-------- Supplied information

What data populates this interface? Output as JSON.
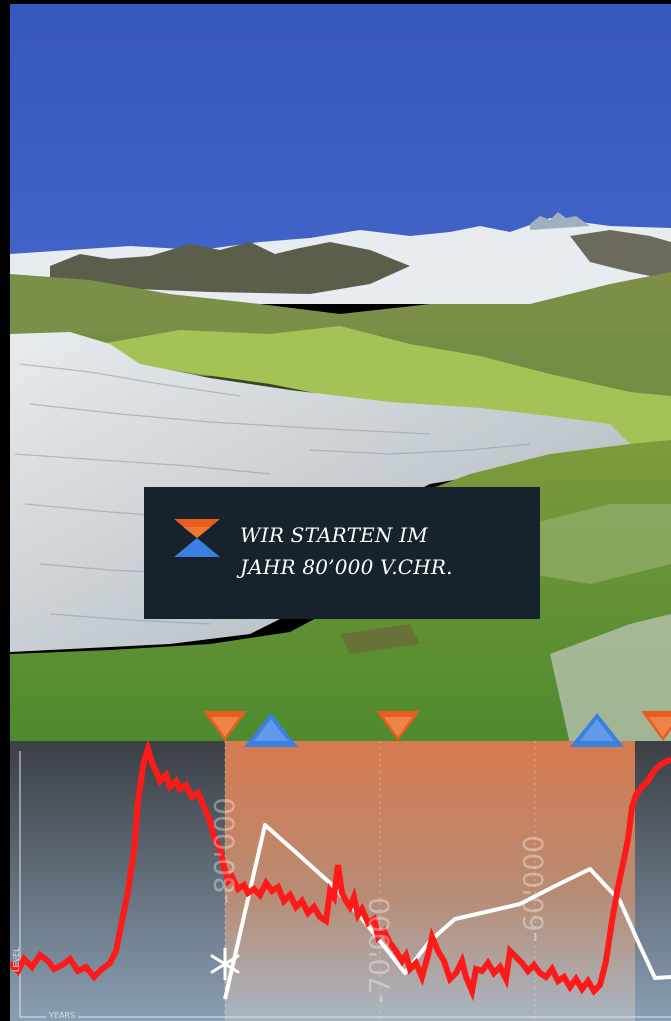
{
  "overlay": {
    "line1": "WIR STARTEN IM",
    "line2": "JAHR 80’000 V.CHR."
  },
  "timeline": {
    "y_axis_label": "LEVEL",
    "x_axis_label": "YEARS",
    "year_labels": [
      "-80'000",
      "-70'000",
      "-60'000"
    ],
    "colors": {
      "sky": "#3c5dbf",
      "warm_period": "#d77a4f",
      "cold_period": "#2f3a46",
      "red_curve": "#ff1a1a",
      "white_curve": "#ffffff",
      "orange_marker": "#e85d1f",
      "blue_marker": "#3b7fe0"
    },
    "markers": [
      {
        "type": "warm-triangle-down"
      },
      {
        "type": "cold-triangle-up"
      },
      {
        "type": "warm-triangle-down"
      },
      {
        "type": "cold-triangle-up"
      },
      {
        "type": "warm-triangle-down"
      }
    ]
  }
}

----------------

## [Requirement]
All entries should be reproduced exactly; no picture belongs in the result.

## [Reply to the task]
What data populates this interface? Output as JSON.
{
  "overlay": {
    "line1": "WIR STARTEN IM",
    "line2": "JAHR 80’000 V.CHR."
  },
  "timeline": {
    "y_axis_label": "LEVEL",
    "x_axis_label": "YEARS",
    "year_labels": [
      "-80'000",
      "-70'000",
      "-60'000"
    ],
    "colors": {
      "sky": "#3c5dbf",
      "warm_period": "#d77a4f",
      "cold_period": "#2f3a46",
      "red_curve": "#ff1a1a",
      "white_curve": "#ffffff",
      "orange_marker": "#e85d1f",
      "blue_marker": "#3b7fe0"
    },
    "markers": [
      {
        "type": "warm-triangle-down"
      },
      {
        "type": "cold-triangle-up"
      },
      {
        "type": "warm-triangle-down"
      },
      {
        "type": "cold-triangle-up"
      },
      {
        "type": "warm-triangle-down"
      }
    ]
  }
}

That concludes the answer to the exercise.